First Close-Up Photos Of The Solar System's "Most Crazy Bonkers Comet"

In March 2004, ESA's Rosetta spacecraft left Earth in pursuit of comet 67P/Churyumov-Gerasimenko. Today, more than 10 years and four billion miles later, Rosetta became the first spacecraft in history to rendezvous with a comet. The probe is now soaring through space in tandem with its target – and the view is incredible.

Rosetta is currently flying in front of the comet, mapping its gravitational fields. In the coming weeks, Rosetta will settle into 67P's orbit. It will do so at a distance of around 30 kilometers at first, but will slowly circle in closer. In November, from a projected orbital distance of just 2.5 km, Rosetta will deposit a lander on the comet's surface – all this in preparation for 67P's closest pass of the Sun in more than six years. As it swings around our parent star, the mass of ice and dust will warm, shedding bits of itself along the way; Rosetta – and Philae, the lander – will have unprecedented front row seats to the show.

All that, of course, is yet to come. In the meantime, Rosetta is capturing some of the most detailed views of a comet's surface we've ever seen. Pictures released this morning show the rubber ducky–shaped comet in all its lopsided glory, and some hi-res surface images of what ESA senior scientist Mark McCaughrean called "the most crazy bonkers comet in the solar system":

First Close-Up Photos Of The Solar System's "Most Crazy Bonkers Comet"

Rosetta's view of Comet 67P on approach Credit: ESA/Rosetta.

First Close-Up Photos Of The Solar System's "Most Crazy Bonkers Comet"

Stunning close up detail focusing on a smooth region on the 'base' of the 'body' section of comet 67P/Churyumov-Gerasimenko. The image was taken by Rosetta's OSIRIS narrow-angle camera and downloaded today, 6 August. The image clearly shows a range of features, including boulders, craters and steep cliffs. The image was taken from a distance of 130 km and the image resolution is 2.4 metres per pixel | Photo and Caption Credit: ESA/Rosetta/MPS for OSIRIS Team MPS/UPD/LAM/IAA/SSO/INTA/UPM/DASP/IDA.

First Close-Up Photos Of The Solar System's "Most Crazy Bonkers Comet"

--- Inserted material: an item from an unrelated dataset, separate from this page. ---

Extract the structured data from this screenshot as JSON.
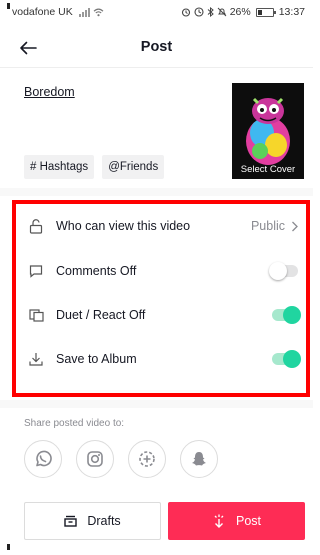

Close-up detail of comet 67P/Churyumov-Gerasimenko. The image was taken by Rosetta's OSIRIS narrow-angle camera and downloaded today, 6 August. The image shows the comet's 'head' at the left of the frame, which is casting shadow onto the 'neck' and 'body' to the right. The image was taken from a distance of 120 km and the image resolution is 2.2 metres per pixel | Photo and Caption Credit: ESA/Rosetta/MPS for OSIRIS Team MPS/UPD/LAM/IAA/SSO/INTA/UPM/DASP/IDA.
First Close-Up Photos Of The Solar System's "Most Crazy Bonkers Comet"
Comet 67P/Churyumov-Gerasimenko activity on 2 August 2014. The image was taken by Rosetta's OSIRIS wide-angle camera from a distance of 550 km. The exposure time of the image was 330 seconds and the comet nucleus is saturated to bring out the detail of the comet activity. Note there is a ghost image to the right. The image resolution is 55 metres per pixel | Photo and Caption Credit: ESA/Rosetta/MPS for OSIRIS Team MPS/UPD/LAM/IAA/SSO/INTA/UPM/DASP/IDA.

First Close-Up Photos Of The Solar System's "Most Crazy Bonkers Comet"

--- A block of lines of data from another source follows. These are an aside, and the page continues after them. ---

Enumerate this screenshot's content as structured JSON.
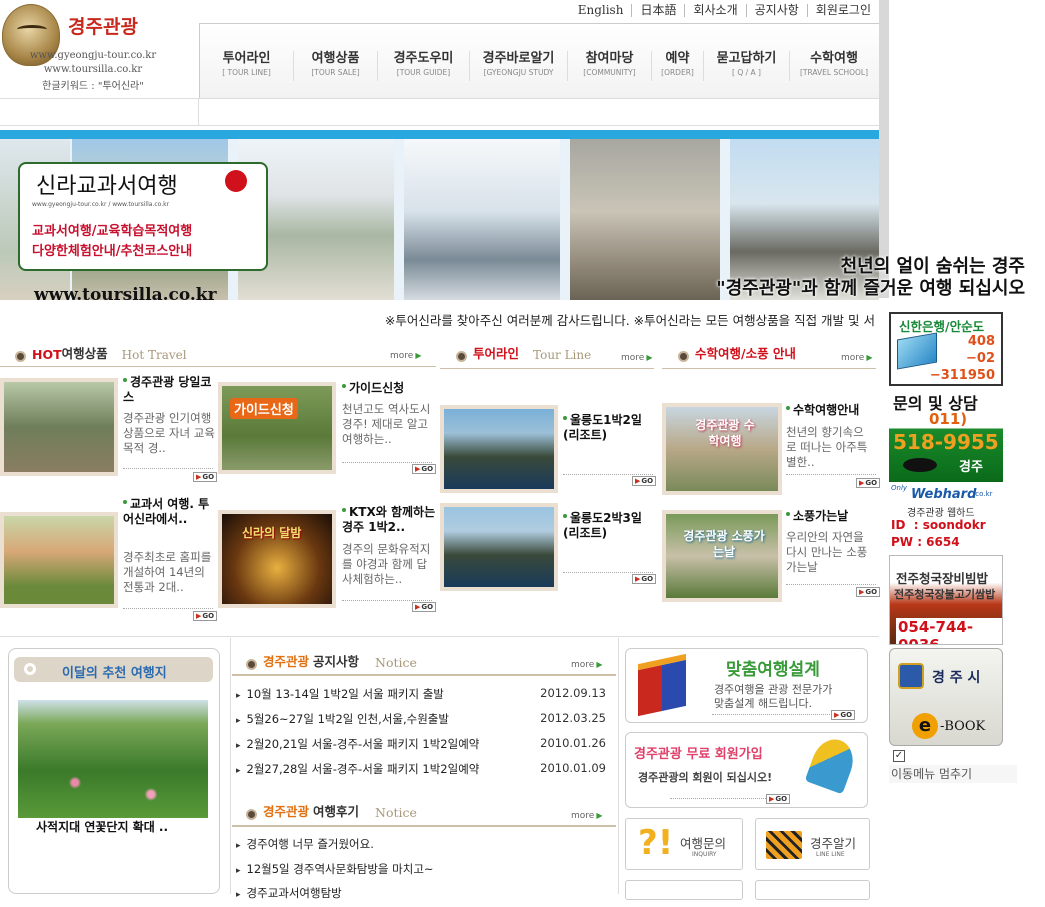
{
  "logo": {
    "title": "경주관광",
    "url1": "www.gyeongju-tour.co.kr",
    "url2": "www.toursilla.co.kr",
    "keyword": "한글키워드 : \"투어신라\""
  },
  "top_links": [
    "English",
    "日本語",
    "회사소개",
    "공지사항",
    "회원로그인"
  ],
  "nav": [
    {
      "kr": "투어라인",
      "en": "[ TOUR LINE]"
    },
    {
      "kr": "여행상품",
      "en": "[TOUR SALE]"
    },
    {
      "kr": "경주도우미",
      "en": "[TOUR GUIDE]"
    },
    {
      "kr": "경주바로알기",
      "en": "[GYEONGJU STUDY"
    },
    {
      "kr": "참여마당",
      "en": "[COMMUNITY]"
    },
    {
      "kr": "예약",
      "en": "[ORDER]"
    },
    {
      "kr": "묻고답하기",
      "en": "[ Q / A ]"
    },
    {
      "kr": "수학여행",
      "en": "[TRAVEL SCHOOL]"
    }
  ],
  "banner": {
    "box_title": "신라교과서여행",
    "box_urls": "www.gyeongju-tour.co.kr / www.toursilla.co.kr",
    "box_line1": "교과서여행/교육학습목적여행",
    "box_line2": "다양한체험안내/추천코스안내",
    "url": "www.toursilla.co.kr",
    "quote1": "천년의 얼이 숨쉬는 경주",
    "quote2": "\"경주관광\"과 함께 즐거운 여행 되십시오"
  },
  "marquee": "※투어신라를 찾아주신 여러분께 감사드립니다. ※투어신라는 모든 여행상품을 직접 개발 및 서",
  "sections": {
    "hot": {
      "title_red": "HOT",
      "title": "여행상품",
      "en": "Hot Travel",
      "more": "more"
    },
    "tourline": {
      "title": "투어라인",
      "en": "Tour Line",
      "more": "more"
    },
    "school": {
      "title": "수학여행/소풍 안내",
      "more": "more"
    }
  },
  "products": [
    {
      "title": "경주관광 당일코스",
      "desc": "경주관광 인기여행 상품으로 자녀 교육목적 경..",
      "go": "GO"
    },
    {
      "title": "가이드신청",
      "desc": "천년고도 역사도시 경주! 제대로 알고 여행하는..",
      "go": "GO",
      "thumb_text": "가이드신청"
    },
    {
      "title": "교과서 여행. 투어신라에서..",
      "desc": "경주최초로 홈피를 개설하여 14년의전통과 2대..",
      "go": "GO"
    },
    {
      "title": "KTX와 함께하는경주 1박2..",
      "desc": "경주의 문화유적지를 야경과 함께 답사체험하는..",
      "go": "GO",
      "thumb_text": "신라의 달밤"
    }
  ],
  "tourlines": [
    {
      "title": "울릉도1박2일 (리조트)",
      "go": "GO"
    },
    {
      "title": "울릉도2박3일 (리조트)",
      "go": "GO"
    }
  ],
  "school_items": [
    {
      "title": "수학여행안내",
      "desc": "천년의 향기속으로 떠나는 아주특별한..",
      "thumb_text": "경주관광 수학여행",
      "go": "GO"
    },
    {
      "title": "소풍가는날",
      "desc": "우리안의 자연을 다시 만나는 소풍가는날",
      "thumb_text": "경주관광 소풍가는날",
      "go": "GO"
    }
  ],
  "side": {
    "bank": "신한은행/안순도",
    "account1": "408",
    "account2": "−02",
    "account3": "−311950",
    "inquiry": "문의 및 상담",
    "phone_prefix": "011)",
    "phone": "518-9955",
    "phone_city": "경주",
    "webhard_only": "Only",
    "webhard": "Webhard",
    "webhard_tld": ".co.kr",
    "webhard_label": "경주관광 웹하드",
    "webhard_id": "ID  : soondokr",
    "webhard_pw": "PW : 6654",
    "rest1": "전주청국장비빔밥",
    "rest2": "전주청국장불고기쌈밥",
    "rest_phone": "054-744-0036",
    "city": "경 주 시",
    "ebook": "-BOOK",
    "ebook_e": "e",
    "stop_menu": "이동메뉴 멈추기"
  },
  "recommend": {
    "title": "이달의 추천 여행지",
    "caption": "사적지대 연꽃단지 확대 .."
  },
  "notice": {
    "title_color": "경주관광",
    "title": "공지사항",
    "en": "Notice",
    "more": "more",
    "rows": [
      {
        "text": "10월 13-14일 1박2일 서울 패키지 출발",
        "date": "2012.09.13"
      },
      {
        "text": "5월26~27일 1박2일 인천,서울,수원출발",
        "date": "2012.03.25"
      },
      {
        "text": "2월20,21일 서울-경주-서울 패키지 1박2일예약",
        "date": "2010.01.26"
      },
      {
        "text": "2월27,28일 서울-경주-서울 패키지 1박2일예약",
        "date": "2010.01.09"
      }
    ]
  },
  "review": {
    "title_color": "경주관광",
    "title": "여행후기",
    "en": "Notice",
    "more": "more",
    "rows": [
      "경주여행 너무 즐거웠어요.",
      "12월5일 경주역사문화탐방을 마치고~",
      "경주교과서여행탐방"
    ]
  },
  "custom": {
    "title": "맞춤여행설계",
    "desc1": "경주여행을 관광 전문가가",
    "desc2": "맞춤설계 해드립니다.",
    "go": "GO"
  },
  "signup": {
    "title": "경주관광 무료 회원가입",
    "desc": "경주관광의 회원이 되십시오!",
    "go": "GO"
  },
  "quick": [
    {
      "kr": "여행문의",
      "en": "INQUIRY"
    },
    {
      "kr": "경주알기",
      "en": "LINE LINE"
    }
  ]
}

Comet 67P/Churyumov-Gerasimenko by Rosetta's OSIRIS narrow-angle camera on 3 August from a distance of 285 km. The image resolution is 5.3 metres/pixel | Photo and Caption Credit: ESA/Rosetta/MPS for OSIRIS Team MPS/UPD/LAM/IAA/SSO/INTA/UPM/DASP/IDA.